Web page and app entries
----------

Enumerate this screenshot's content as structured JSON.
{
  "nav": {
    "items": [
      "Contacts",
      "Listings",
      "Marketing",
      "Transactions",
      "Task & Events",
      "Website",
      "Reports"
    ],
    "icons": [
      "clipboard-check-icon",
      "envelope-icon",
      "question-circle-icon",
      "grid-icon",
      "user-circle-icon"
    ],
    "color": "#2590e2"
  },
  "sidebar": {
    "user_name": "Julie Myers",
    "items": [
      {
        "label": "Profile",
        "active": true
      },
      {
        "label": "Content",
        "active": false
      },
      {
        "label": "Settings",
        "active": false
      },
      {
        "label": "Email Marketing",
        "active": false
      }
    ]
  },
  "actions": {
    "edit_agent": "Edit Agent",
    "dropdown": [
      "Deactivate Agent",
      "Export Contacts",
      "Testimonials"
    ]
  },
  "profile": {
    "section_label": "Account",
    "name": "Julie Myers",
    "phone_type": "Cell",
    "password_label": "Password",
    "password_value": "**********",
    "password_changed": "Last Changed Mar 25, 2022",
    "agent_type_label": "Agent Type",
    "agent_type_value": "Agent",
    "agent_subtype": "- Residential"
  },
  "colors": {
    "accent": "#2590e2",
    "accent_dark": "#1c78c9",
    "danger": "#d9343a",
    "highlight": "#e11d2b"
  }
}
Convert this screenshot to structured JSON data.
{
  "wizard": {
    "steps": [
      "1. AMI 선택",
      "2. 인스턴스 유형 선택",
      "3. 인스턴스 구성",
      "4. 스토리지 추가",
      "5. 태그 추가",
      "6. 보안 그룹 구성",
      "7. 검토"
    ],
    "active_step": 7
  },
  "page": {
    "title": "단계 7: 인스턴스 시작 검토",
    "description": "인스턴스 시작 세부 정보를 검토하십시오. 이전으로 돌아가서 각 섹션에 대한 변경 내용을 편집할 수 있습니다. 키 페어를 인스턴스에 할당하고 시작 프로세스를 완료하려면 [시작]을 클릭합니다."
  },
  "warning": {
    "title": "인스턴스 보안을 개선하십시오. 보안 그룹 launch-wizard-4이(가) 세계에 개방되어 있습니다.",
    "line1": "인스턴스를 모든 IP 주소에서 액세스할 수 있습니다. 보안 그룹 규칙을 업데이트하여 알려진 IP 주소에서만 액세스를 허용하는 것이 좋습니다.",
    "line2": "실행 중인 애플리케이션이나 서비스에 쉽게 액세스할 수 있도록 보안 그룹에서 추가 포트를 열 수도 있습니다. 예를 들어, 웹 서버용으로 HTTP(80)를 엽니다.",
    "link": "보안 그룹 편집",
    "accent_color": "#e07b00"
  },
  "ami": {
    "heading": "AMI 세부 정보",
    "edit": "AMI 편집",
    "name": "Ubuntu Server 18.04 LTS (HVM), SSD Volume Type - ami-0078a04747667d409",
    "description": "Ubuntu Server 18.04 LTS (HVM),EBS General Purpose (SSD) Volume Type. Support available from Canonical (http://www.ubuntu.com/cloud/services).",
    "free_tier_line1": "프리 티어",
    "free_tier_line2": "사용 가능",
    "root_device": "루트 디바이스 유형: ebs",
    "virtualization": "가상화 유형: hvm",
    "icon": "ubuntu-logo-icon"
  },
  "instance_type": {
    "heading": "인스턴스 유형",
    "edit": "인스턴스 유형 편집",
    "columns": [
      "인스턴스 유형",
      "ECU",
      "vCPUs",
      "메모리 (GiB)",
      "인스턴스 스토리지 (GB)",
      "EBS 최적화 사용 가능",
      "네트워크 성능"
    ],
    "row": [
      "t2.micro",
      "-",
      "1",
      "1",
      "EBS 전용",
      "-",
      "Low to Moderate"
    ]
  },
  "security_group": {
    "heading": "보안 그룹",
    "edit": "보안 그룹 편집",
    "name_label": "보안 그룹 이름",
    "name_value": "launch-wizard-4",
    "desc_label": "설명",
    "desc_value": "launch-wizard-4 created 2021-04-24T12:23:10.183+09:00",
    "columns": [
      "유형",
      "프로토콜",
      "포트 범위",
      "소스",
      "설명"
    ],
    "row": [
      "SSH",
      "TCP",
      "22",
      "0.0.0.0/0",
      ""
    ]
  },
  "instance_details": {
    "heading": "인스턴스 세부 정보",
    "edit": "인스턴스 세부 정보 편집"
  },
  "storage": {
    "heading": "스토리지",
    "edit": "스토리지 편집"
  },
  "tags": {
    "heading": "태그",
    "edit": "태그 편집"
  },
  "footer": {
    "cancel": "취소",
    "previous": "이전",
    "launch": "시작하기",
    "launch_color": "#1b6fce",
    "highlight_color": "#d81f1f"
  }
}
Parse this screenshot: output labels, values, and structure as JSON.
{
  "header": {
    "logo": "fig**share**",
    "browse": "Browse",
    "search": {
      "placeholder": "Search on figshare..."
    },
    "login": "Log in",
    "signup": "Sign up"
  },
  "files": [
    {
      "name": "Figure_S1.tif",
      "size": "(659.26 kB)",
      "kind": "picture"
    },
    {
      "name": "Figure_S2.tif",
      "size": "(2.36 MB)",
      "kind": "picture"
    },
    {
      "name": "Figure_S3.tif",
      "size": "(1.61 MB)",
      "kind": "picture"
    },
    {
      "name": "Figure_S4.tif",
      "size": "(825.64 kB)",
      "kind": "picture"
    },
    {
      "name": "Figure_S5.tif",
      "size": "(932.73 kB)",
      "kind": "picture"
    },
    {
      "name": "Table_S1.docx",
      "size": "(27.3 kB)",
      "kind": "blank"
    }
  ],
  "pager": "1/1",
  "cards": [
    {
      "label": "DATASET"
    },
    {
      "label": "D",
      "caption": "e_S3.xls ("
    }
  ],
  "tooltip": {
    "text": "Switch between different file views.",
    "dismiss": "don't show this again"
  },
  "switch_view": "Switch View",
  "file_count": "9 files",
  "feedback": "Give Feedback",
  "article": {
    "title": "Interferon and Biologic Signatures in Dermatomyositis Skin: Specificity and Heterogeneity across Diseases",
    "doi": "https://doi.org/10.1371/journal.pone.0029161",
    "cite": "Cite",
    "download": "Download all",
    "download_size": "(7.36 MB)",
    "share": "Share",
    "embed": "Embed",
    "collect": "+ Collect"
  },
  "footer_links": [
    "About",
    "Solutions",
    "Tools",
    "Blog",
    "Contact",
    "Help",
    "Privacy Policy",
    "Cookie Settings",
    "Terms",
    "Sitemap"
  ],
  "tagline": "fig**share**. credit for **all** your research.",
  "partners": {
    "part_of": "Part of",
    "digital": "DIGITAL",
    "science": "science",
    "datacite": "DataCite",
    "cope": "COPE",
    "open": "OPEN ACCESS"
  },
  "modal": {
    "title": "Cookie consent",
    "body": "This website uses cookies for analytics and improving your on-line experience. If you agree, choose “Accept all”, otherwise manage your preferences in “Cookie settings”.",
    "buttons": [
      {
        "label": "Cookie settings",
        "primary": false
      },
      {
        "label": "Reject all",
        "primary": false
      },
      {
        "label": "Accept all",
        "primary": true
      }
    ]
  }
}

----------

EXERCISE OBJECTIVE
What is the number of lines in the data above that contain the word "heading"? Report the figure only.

TASK ANSWER
6